2020. "Do We Have Reasons to Obey the Law?," Journal of Ethics & Social Philosophy, 17(2): 159-197. [Abstract | Text | PDF | Version of Record]

Instead of the question, "Do we have an obligation to obey the law?," we should first ask the easier question, "Do we have reasons to obey the law?" This paper offers a new account of the notion of what Hart called the content-independence of legal reasons in terms of the normative grounding relation. That account is then used to mount a defense of the claim that we do indeed have content-independent, genuinely normative reasons to obey the law (because it is the law), and that these reasons do sometimes amount to an obligation to so act. [X]

2018. "The Small Improvement Argument, Epistemicism, and Incomparability," with John Halstead, Economics & Philosophy, 34(2): 199-219. [Abstract | Text | PDF | Version of Record]

The Small Improvement Argument (SIA) is the leading argument for value incomparability. All vagueness-based accounts of the SIA have hitherto assumed the truth of supervaluationism, but supervaluationism has some well-known problems. This paper explores the implications of epistemicism, a leading rival theory. We argue that if epistemicism is true, then options are comparable in small improvement cases. Moreover, even if SIAs do not exploit vagueness, if epistemicism is true, then options cannot be on a par. The epistemicist account of the SIA has an advantage over leading existing rival accounts of the SIA because it accounts for higher-order hard cases. [X]

2011. "On Discount Rates in the Cost-Benefit Analysis of Climate Change," M.Phil. Thesis Chapter, Department of Politics, University of Oxford. [Text | PDF | Note: I make this paper available because it has been cited in work by others but is not otherwise available online.]

Teaching

Graduate Courses

LMU Munich

Punishment
Summer 2022

Harvard

Ethical Foundations of Political Thought
Fall 2018, co-taught with Michael Rosen

Undergraduate Courses

LMU Munich

Topics in the Philosophy of Gender and Sexuality
Summer 2022
Social Justice
Winter 2021

Harvard

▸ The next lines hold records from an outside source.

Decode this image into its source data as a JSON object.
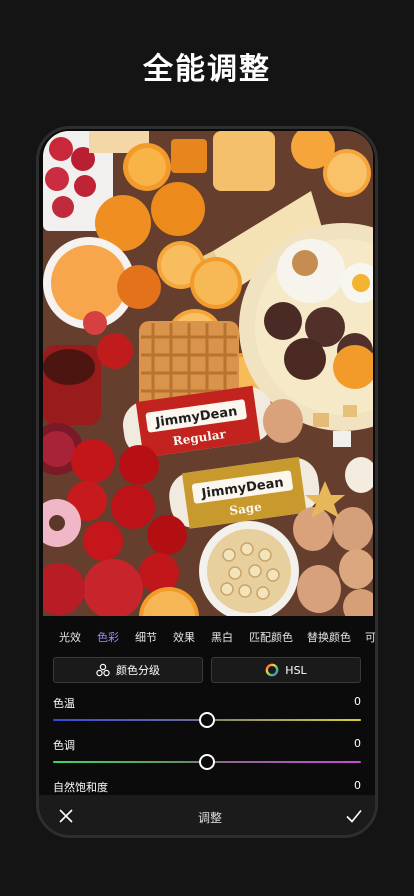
{
  "headline": "全能调整",
  "photo": {
    "package_brand": "JimmyDean",
    "package_variant_1": "Regular",
    "package_variant_2": "Sage"
  },
  "tabs": [
    {
      "label": "光效",
      "active": false
    },
    {
      "label": "色彩",
      "active": true
    },
    {
      "label": "细节",
      "active": false
    },
    {
      "label": "效果",
      "active": false
    },
    {
      "label": "黑白",
      "active": false
    },
    {
      "label": "匹配颜色",
      "active": false
    },
    {
      "label": "替换颜色",
      "active": false
    },
    {
      "label": "可",
      "active": false
    }
  ],
  "buttons": {
    "color_grading": "颜色分级",
    "hsl": "HSL"
  },
  "sliders": [
    {
      "label": "色温",
      "value": "0",
      "fraction": 0.5
    },
    {
      "label": "色调",
      "value": "0",
      "fraction": 0.5
    },
    {
      "label": "自然饱和度",
      "value": "0",
      "fraction": 0.5
    }
  ],
  "bottom": {
    "title": "调整",
    "close_icon": "close-icon",
    "confirm_icon": "check-icon"
  },
  "colors": {
    "accent": "#9c8cff",
    "background": "#141414"
  }
}
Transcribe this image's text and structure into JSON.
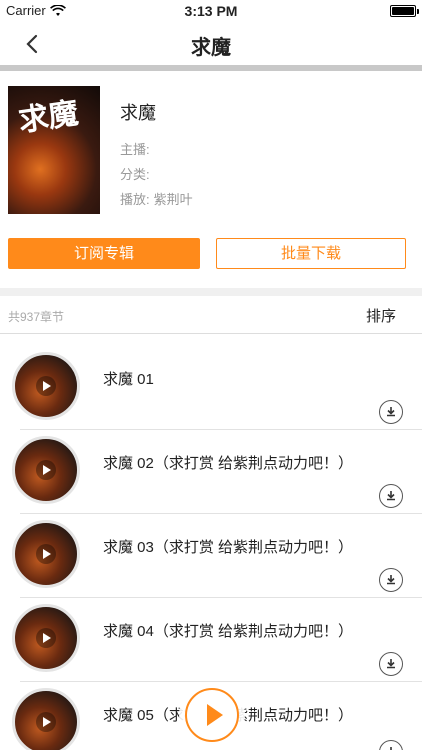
{
  "status_bar": {
    "carrier": "Carrier",
    "time": "3:13 PM"
  },
  "nav": {
    "title": "求魔"
  },
  "album": {
    "cover_text": "求魔",
    "name": "求魔",
    "host_label": "主播:",
    "host_value": "",
    "category_label": "分类:",
    "category_value": "",
    "narrator_label": "播放:",
    "narrator_value": "紫荆叶"
  },
  "actions": {
    "subscribe": "订阅专辑",
    "download": "批量下载"
  },
  "list_header": {
    "count": "共937章节",
    "sort": "排序"
  },
  "tracks": [
    {
      "title": "求魔 01"
    },
    {
      "title": "求魔 02（求打赏 给紫荆点动力吧！）"
    },
    {
      "title": "求魔 03（求打赏 给紫荆点动力吧！）"
    },
    {
      "title": "求魔 04（求打赏 给紫荆点动力吧！）"
    },
    {
      "title": "求魔 05（求打赏 给紫荆点动力吧！）"
    }
  ],
  "colors": {
    "accent": "#ff8a1a",
    "divider": "#c8c8c8"
  },
  "icons": {
    "back": "chevron-left-icon",
    "download": "download-icon",
    "play": "play-icon",
    "wifi": "wifi-icon",
    "battery": "battery-icon"
  }
}
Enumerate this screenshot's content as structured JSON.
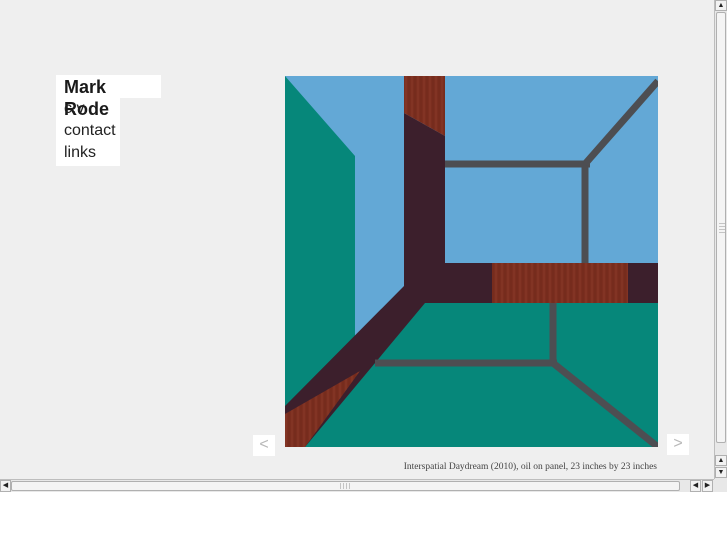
{
  "nav": {
    "title": "Mark Rode",
    "items": [
      {
        "label": "c.v."
      },
      {
        "label": "contact"
      },
      {
        "label": "links"
      }
    ]
  },
  "artwork": {
    "caption": "Interspatial Daydream (2010), oil on panel, 23 inches by 23 inches"
  },
  "controls": {
    "prev_label": "<",
    "next_label": ">"
  },
  "icons": {
    "scroll_up": "triangle-up-icon",
    "scroll_down": "triangle-down-icon",
    "scroll_left": "triangle-left-icon",
    "scroll_right": "triangle-right-icon"
  },
  "colors": {
    "background": "#efefef",
    "sky_blue": "#63a8d6",
    "teal": "#06877a",
    "aubergine": "#3c1f2c",
    "wood": "#7b2e1f",
    "grey_line": "#4d4e52"
  }
}
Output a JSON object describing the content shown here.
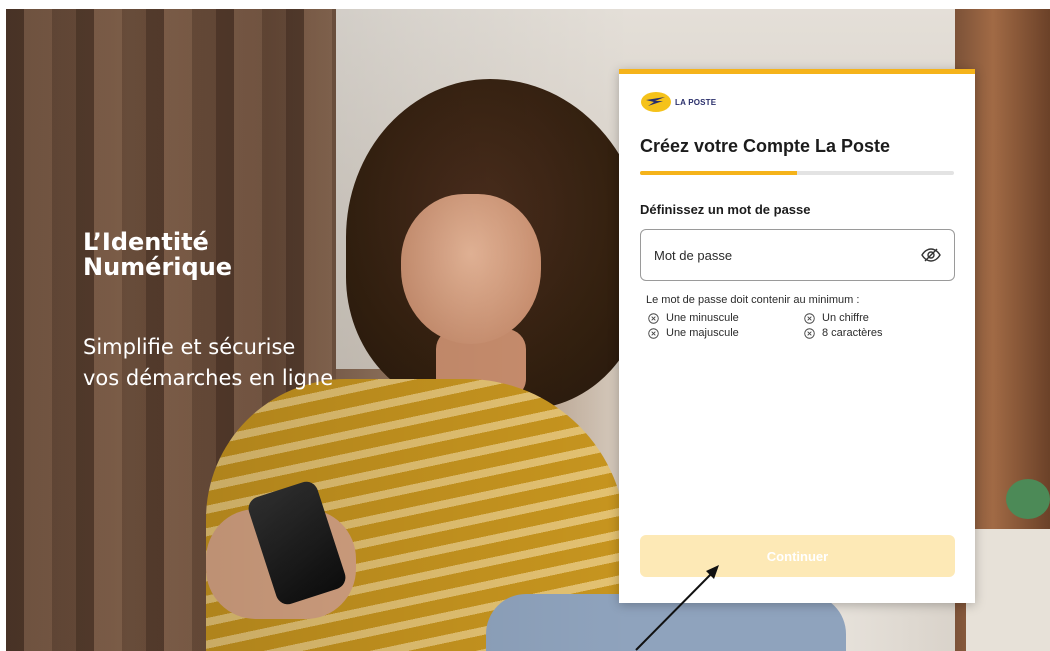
{
  "hero": {
    "title_line1": "L’Identité",
    "title_line2": "Numérique",
    "subtitle_line1": "Simplifie et sécurise",
    "subtitle_line2": "vos démarches en ligne"
  },
  "card": {
    "logo_text": "LA POSTE",
    "title": "Créez votre Compte La Poste",
    "progress_fraction": 0.5,
    "section_title": "Définissez un mot de passe",
    "password": {
      "placeholder": "Mot de passe",
      "value": ""
    },
    "rules_intro": "Le mot de passe doit contenir au minimum :",
    "rules": [
      {
        "label": "Une minuscule"
      },
      {
        "label": "Un chiffre"
      },
      {
        "label": "Une majuscule"
      },
      {
        "label": "8 caractères"
      }
    ],
    "continue_label": "Continuer"
  },
  "colors": {
    "accent": "#f5b31a",
    "button_disabled": "#fde9b6",
    "brand_navy": "#2a2f6b"
  },
  "icons": [
    "la-poste-logo-icon",
    "eye-slash-icon",
    "circle-x-icon",
    "annotation-arrow-icon"
  ]
}
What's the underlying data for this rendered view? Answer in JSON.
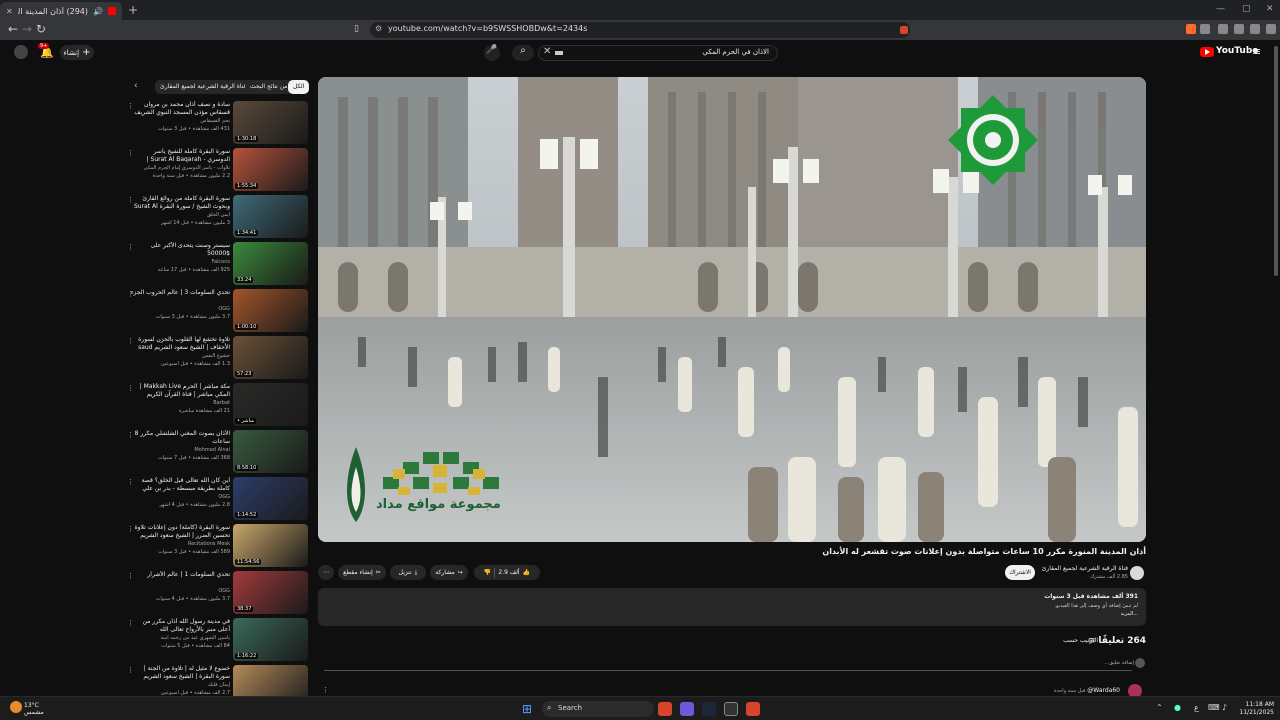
{
  "browser": {
    "tab_title": "(294) أذان المدينة المنورة مكرر",
    "url": "youtube.com/watch?v=b9SWSSHOBDw&t=2434s"
  },
  "header": {
    "search_query": "الاذان في الحرم المكي",
    "create_label": "إنشاء",
    "notif_badge": "9+",
    "logo_text": "YouTube"
  },
  "sidebar": {
    "chips": [
      "الكل",
      "من نتائج البحث",
      "من قناة الرقية الشرعية لجميع المقارئ"
    ],
    "items": [
      {
        "title": "سادة و نصف أذان محمد بن مروان قسقاس مؤذن المسجد النبوي الشريف",
        "channel": "نجم القسقاس",
        "meta": "431 ألف مشاهدة • قبل 3 سنوات",
        "duration": "1:30:18"
      },
      {
        "title": "سورة البقرة كاملة للشيخ ياسر الدوسري - Surat Al Baqarah | طاردة الشياطين",
        "channel": "تلاوات - ياسر الدوسري إمام الحرم المكي",
        "meta": "2.2 مليون مشاهدة • قبل سنة واحدة",
        "duration": "1:55:34"
      },
      {
        "title": "سورة البقرة كاملة من روائع القارئ وبحوث الشيخ / سورة البقرة Surat Al",
        "channel": "أيمن الحلق",
        "meta": "3 مليون مشاهدة • قبل 14 أشهر",
        "duration": "1:34:41"
      },
      {
        "title": "سيستر وسنت يتحدى الأكبر على $50000",
        "channel": "Falcons",
        "meta": "925 ألف مشاهدة • قبل 17 ساعة",
        "duration": "33:24"
      },
      {
        "title": "تحدي السلومات 3 | عالم الحروب الجزء",
        "channel": "OGG",
        "meta": "3.7 مليون مشاهدة • قبل 3 سنوات",
        "duration": "1:00:10"
      },
      {
        "title": "تلاوة تخشع لها القلوب بالحزن لسورة الأحقاف | الشيخ سعود الشريم saud",
        "channel": "خشوع النفس",
        "meta": "1.3 ألف مشاهدة • قبل أسبوعين",
        "duration": "57:23"
      },
      {
        "title": "مكة مباشر | الحرم Makkah Live | المكي مباشر | قناة القرآن الكريم السعودية",
        "channel": "Barbat",
        "meta": "21 ألف مشاهدة مباشرة",
        "duration": "• مباشر"
      },
      {
        "title": "الأذان بصوت المغني الشلشلي مكرر 8 ساعات",
        "channel": "Mohmad Alnai",
        "meta": "368 ألف مشاهدة • قبل 7 سنوات",
        "duration": "8:58:10"
      },
      {
        "title": "أين كان الله تعالى قبل الخلق؟ قصة كاملة بطريقة مبسطة - بدر بن علي",
        "channel": "OGG",
        "meta": "2.8 مليون مشاهدة • قبل 4 أشهر",
        "duration": "1:14:52"
      },
      {
        "title": "سورة البقرة (كاملة) دون إعلانات تلاوة تحسين الضرر | الشيخ سعود الشريم surah",
        "channel": "Recitations Mesk",
        "meta": "589 ألف مشاهدة • قبل 3 سنوات",
        "duration": "11:54:56"
      },
      {
        "title": "تحدي السلومات 1 | عالم الأشرار",
        "channel": "OGG",
        "meta": "3.7 مليون مشاهدة • قبل 4 سنوات",
        "duration": "38:37"
      },
      {
        "title": "في مدينة رسول الله أذان مكرر من أعلى منبر بالأرواح تعالى الله",
        "channel": "ياسين الشهري عيد من رحمه آمنة",
        "meta": "84 ألف مشاهدة • قبل 5 سنوات",
        "duration": "1:16:22"
      },
      {
        "title": "خضوع لا مثيل له | تلاوة من الجنة | سورة البقرة | الشيخ سعود الشريم saud",
        "channel": "إيمان قلبك",
        "meta": "2.7 ألف مشاهدة • قبل أسبوعين",
        "duration": ""
      }
    ]
  },
  "player": {
    "logo_text": "مجموعة مواقع مداد"
  },
  "video": {
    "title": "أذان المدينة المنورة مكرر 10 ساعات متواصلة بدون إعلانات صوت تقشعر له الأبدان",
    "channel": "قناة الرقية الشرعية لجميع المقارئ",
    "subs": "2.85 ألف مشترك",
    "subscribe_label": "الاشتراك",
    "likes": "2.9 ألف",
    "share_label": "مشاركة",
    "download_label": "تنزيل",
    "clip_label": "إنشاء مقطع"
  },
  "description": {
    "stats": "391 ألف مشاهدة قبل 3 سنوات",
    "line1": "لم تنسَ إضافة أي وصف إلى هذا الفيديو.",
    "more": "...المزيد"
  },
  "comments": {
    "count": "264 تعليقًا",
    "sort_label": "الترتيب حسب",
    "add_placeholder": "إضافة تعليق...",
    "first_author": "Warda60@",
    "first_time": "قبل سنة واحدة"
  },
  "taskbar": {
    "search_label": "Search",
    "weather_temp": "13°C",
    "weather_desc": "مشمس",
    "time": "11:18 AM",
    "date": "11/21/2025",
    "lang": "ع"
  },
  "colors": {
    "bg": "#0f0f0f",
    "youtube_red": "#ff0000",
    "chip_bg": "#272727"
  }
}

EJ Safra Center for Ethics Undergraduate Fellows Research Seminar
Fall 2017, Fall 2018, Fall 2019, co-taught with Danielle Allen
Topics and Resources in Political Theory
Spring 2018, co-taught with Cheryl Welch